One of Sebastian’s strengths is that while he has the occasional dirty joke, he doesn’t saturate his material with them. I personally find that if a stand-up comedian can be hilarious without always resorting to talking about men and women and sex, s/he can consider him or herself successful. (Let me just insert that I am biased and think men make better stand-up comedians than women. I know, I know. It’s completely going against my own sex but I really do think men are funnier when it comes to this profession. However, people like Ellen Degeneres and Bonnie Mc Farlane give the guys a run.) Sebastian inserts the occasional nuts joke but nothing cringeworthy.

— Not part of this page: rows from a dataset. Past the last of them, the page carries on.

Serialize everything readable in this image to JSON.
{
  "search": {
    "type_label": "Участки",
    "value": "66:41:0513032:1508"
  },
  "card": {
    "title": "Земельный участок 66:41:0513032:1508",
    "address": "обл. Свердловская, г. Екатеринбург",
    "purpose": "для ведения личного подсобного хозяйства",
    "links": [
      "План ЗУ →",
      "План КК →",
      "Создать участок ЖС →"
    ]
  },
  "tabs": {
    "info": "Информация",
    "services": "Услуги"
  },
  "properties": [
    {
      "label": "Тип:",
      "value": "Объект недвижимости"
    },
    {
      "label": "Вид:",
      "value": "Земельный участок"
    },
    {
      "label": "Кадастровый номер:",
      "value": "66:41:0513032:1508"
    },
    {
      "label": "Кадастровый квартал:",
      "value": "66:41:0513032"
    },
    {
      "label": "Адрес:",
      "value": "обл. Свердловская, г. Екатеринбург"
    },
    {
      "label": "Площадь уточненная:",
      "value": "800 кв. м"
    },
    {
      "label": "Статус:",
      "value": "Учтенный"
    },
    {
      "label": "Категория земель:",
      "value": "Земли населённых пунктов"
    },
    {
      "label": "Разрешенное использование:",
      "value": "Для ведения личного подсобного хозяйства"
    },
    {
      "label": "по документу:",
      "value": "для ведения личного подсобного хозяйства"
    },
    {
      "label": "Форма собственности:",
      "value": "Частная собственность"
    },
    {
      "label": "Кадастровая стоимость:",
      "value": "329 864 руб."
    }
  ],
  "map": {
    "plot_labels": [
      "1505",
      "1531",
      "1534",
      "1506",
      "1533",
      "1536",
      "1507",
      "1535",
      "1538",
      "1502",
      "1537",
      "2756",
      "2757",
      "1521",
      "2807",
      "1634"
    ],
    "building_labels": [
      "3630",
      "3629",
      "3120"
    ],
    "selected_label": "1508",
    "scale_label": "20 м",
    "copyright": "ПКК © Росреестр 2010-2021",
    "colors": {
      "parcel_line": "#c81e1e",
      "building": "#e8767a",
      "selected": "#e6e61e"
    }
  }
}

Big kudos to you, Sebastian!

Speaking of Kudos, there’s a joke about Kudos snack bars in his act at the grocery store. Can’t miss it.

I watched the DVD on my own and then went over to my girlfriend’s apartment to watch it all over again while we munched on Mexican takeout. The second viewing solidified my decision to write a raving post about the guy. I don’t know if it’s because he’s Midwestern or not but I like that he’s not quite up to speed on all things technological. He refers to “new features” of cell phones like texting and accidentally activating the Web browser for his cell phone material. He then proceeds to compare the people at the gym who have all their music on their “Pods” (on the bicep, no less) to himself, who still wears a portable CD player on his waist. I mean seriously, how old school can you get? But the self-deprecating jokes are fantastic, even if there only a few.

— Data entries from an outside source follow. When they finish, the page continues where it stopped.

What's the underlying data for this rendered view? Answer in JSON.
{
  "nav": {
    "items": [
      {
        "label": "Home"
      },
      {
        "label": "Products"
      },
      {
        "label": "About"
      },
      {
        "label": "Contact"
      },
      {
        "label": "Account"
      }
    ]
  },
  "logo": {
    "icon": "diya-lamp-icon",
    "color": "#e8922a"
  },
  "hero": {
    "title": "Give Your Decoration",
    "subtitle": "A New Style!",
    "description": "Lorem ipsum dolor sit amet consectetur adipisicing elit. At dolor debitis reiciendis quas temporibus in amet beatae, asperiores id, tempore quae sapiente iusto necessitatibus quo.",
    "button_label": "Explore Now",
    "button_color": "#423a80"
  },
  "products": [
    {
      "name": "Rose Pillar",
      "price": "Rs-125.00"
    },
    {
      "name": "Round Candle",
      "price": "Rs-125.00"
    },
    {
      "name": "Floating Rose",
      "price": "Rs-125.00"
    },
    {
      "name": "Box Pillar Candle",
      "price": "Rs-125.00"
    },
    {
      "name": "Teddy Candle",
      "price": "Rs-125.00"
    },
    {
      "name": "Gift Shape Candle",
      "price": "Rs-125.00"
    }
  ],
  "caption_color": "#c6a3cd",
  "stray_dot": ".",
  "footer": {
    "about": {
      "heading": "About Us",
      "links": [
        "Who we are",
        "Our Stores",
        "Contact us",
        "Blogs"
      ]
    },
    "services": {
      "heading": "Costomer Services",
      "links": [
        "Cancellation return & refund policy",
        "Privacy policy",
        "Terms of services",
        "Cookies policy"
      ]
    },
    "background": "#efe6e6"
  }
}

One of Sebastians classic facial expressions.

One of Sebastian's classic facial expressions.

By far one of his best jokes is his “downtown Beirut” joke, referring to a cheap store relative to whatever city he’s in, this one being TJ Maxx. In this instance he is dead-on-balls accurate, since in St. Louis, TJ Maxx is absolutely a nightmare. It’s right up there with Marshall’s. Nothing is where it’s supposed to be, everything’s a mess and chances are, you’re saving money because whatever you’re buying is damaged, or as he refers to it, “irregular.”

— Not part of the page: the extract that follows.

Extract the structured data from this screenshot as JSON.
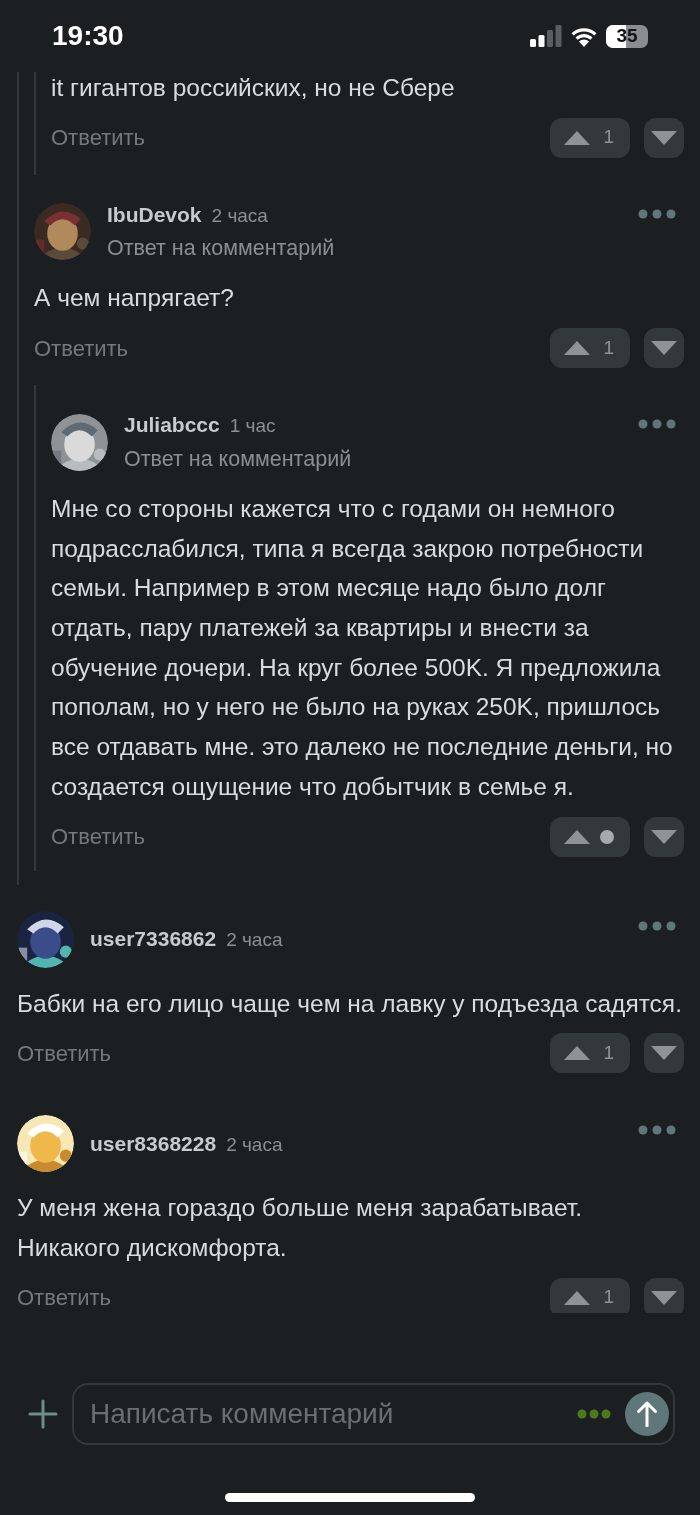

Sebastian’s delivery is full of fantastic facial expressions, some physical humor (including the Beirut joke) and lots of sarcasm.

I won’t ruin all of the jokes for everyone but the material flows nicely from one joke to another, and he ends with one of his strongest, that being about Today’s Man. Hints: apple martinis, frappuccinos, flip flop sandals. See the YouTube clip at the end!

I rated his DVD “Going Up” (no idea where that comes from, unless he’s referring to his climbing the stardom ladder) four stars out of five, which is pretty high up there in my lowly opinion. I’m not a stand-up expert but I do consider myself an amateur connoisseur since paradise for me would  be a stand-up comedy marathon sprawled on comfy furniture with good friends and good drinks. I frequently seek out stand-up on my movie channels and Comedy Central, I love the show Last Comic Standing to see new faces and new material and I have even written my own jokes on the side, never to see the light of day.** I love going to comedy clubs but since it can be a pricey adventure, I don’t go very often. I’m content to stay home and laugh my boisterous laugh in the privacy of my home.

As to the “wrap the gift” joke that I refer to in the headline, I will leave that to you to find out on your own. It’s great advice and hilariously delivered.

See him. Decide for yourself. Support one of the next famous faces of comedy. Embrace the mirth. Since my YouTube clips keep getting pulled, go look for a current one to tantalize your funny bone.

*The phrase “food store” is something I had never heard of in my life before I moved to New York and dated a New Yorker. I even Googled search terms looking for it and if Google can’t come up with any relevant information for this phrase, pretty sure hardly anyone uses it except for said ex-boyfriend and his family. Oh and my friend Jim once used it. Maybe now it will catch on. I just say grocery store like most people.

**Note about me: I have incredible stage fright and while I can crack myself up at my own jokes, I would never be ballsy enough to actually perform them.